Element data from apps and pages:
+ + + +
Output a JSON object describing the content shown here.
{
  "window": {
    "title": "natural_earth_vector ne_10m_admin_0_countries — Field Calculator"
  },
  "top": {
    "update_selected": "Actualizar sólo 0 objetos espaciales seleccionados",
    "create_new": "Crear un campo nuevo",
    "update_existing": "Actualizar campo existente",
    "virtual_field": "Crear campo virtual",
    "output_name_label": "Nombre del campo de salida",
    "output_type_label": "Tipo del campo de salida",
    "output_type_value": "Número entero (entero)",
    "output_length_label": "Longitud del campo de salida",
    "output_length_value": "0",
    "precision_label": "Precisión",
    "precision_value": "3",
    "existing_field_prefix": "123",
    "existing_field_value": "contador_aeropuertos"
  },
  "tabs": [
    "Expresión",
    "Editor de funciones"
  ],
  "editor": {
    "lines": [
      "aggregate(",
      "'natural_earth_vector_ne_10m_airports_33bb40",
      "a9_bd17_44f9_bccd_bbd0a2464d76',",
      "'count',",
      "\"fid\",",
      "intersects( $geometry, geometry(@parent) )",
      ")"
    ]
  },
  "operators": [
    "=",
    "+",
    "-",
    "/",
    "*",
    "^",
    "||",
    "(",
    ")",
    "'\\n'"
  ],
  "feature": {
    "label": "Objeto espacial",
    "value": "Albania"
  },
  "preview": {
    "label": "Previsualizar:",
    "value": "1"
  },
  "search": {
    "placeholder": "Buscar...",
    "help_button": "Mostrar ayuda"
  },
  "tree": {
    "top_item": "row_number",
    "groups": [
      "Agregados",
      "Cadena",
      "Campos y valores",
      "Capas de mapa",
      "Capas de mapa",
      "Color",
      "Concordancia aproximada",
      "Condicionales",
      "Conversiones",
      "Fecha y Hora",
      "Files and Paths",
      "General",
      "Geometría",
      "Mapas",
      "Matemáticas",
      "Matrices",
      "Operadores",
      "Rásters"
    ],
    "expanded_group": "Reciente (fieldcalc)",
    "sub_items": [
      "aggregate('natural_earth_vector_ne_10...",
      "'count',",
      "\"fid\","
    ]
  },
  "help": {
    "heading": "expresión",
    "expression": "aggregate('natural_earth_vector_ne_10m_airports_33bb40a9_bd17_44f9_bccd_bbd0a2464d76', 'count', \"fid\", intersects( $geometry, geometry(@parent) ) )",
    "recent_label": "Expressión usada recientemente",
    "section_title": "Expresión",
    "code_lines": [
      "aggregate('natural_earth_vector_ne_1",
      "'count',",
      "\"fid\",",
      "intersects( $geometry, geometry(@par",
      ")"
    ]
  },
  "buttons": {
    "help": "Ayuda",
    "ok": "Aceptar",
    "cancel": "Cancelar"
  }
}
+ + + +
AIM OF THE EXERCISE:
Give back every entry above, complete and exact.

OUTPUT FOR THIS TASK:
Output a JSON object describing the content shown here.
{
  "window": {
    "title": "natural_earth_vector ne_10m_admin_0_countries — Field Calculator"
  },
  "top": {
    "update_selected": "Actualizar sólo 0 objetos espaciales seleccionados",
    "create_new": "Crear un campo nuevo",
    "update_existing": "Actualizar campo existente",
    "virtual_field": "Crear campo virtual",
    "output_name_label": "Nombre del campo de salida",
    "output_type_label": "Tipo del campo de salida",
    "output_type_value": "Número entero (entero)",
    "output_length_label": "Longitud del campo de salida",
    "output_length_value": "0",
    "precision_label": "Precisión",
    "precision_value": "3",
    "existing_field_prefix": "123",
    "existing_field_value": "contador_aeropuertos"
  },
  "tabs": [
    "Expresión",
    "Editor de funciones"
  ],
  "editor": {
    "lines": [
      "aggregate(",
      "'natural_earth_vector_ne_10m_airports_33bb40",
      "a9_bd17_44f9_bccd_bbd0a2464d76',",
      "'count',",
      "\"fid\",",
      "intersects( $geometry, geometry(@parent) )",
      ")"
    ]
  },
  "operators": [
    "=",
    "+",
    "-",
    "/",
    "*",
    "^",
    "||",
    "(",
    ")",
    "'\\n'"
  ],
  "feature": {
    "label": "Objeto espacial",
    "value": "Albania"
  },
  "preview": {
    "label": "Previsualizar:",
    "value": "1"
  },
  "search": {
    "placeholder": "Buscar...",
    "help_button": "Mostrar ayuda"
  },
  "tree": {
    "top_item": "row_number",
    "groups": [
      "Agregados",
      "Cadena",
      "Campos y valores",
      "Capas de mapa",
      "Capas de mapa",
      "Color",
      "Concordancia aproximada",
      "Condicionales",
      "Conversiones",
      "Fecha y Hora",
      "Files and Paths",
      "General",
      "Geometría",
      "Mapas",
      "Matemáticas",
      "Matrices",
      "Operadores",
      "Rásters"
    ],
    "expanded_group": "Reciente (fieldcalc)",
    "sub_items": [
      "aggregate('natural_earth_vector_ne_10...",
      "'count',",
      "\"fid\","
    ]
  },
  "help": {
    "heading": "expresión",
    "expression": "aggregate('natural_earth_vector_ne_10m_airports_33bb40a9_bd17_44f9_bccd_bbd0a2464d76', 'count', \"fid\", intersects( $geometry, geometry(@parent) ) )",
    "recent_label": "Expressión usada recientemente",
    "section_title": "Expresión",
    "code_lines": [
      "aggregate('natural_earth_vector_ne_1",
      "'count',",
      "\"fid\",",
      "intersects( $geometry, geometry(@par",
      ")"
    ]
  },
  "buttons": {
    "help": "Ayuda",
    "ok": "Aceptar",
    "cancel": "Cancelar"
  }
}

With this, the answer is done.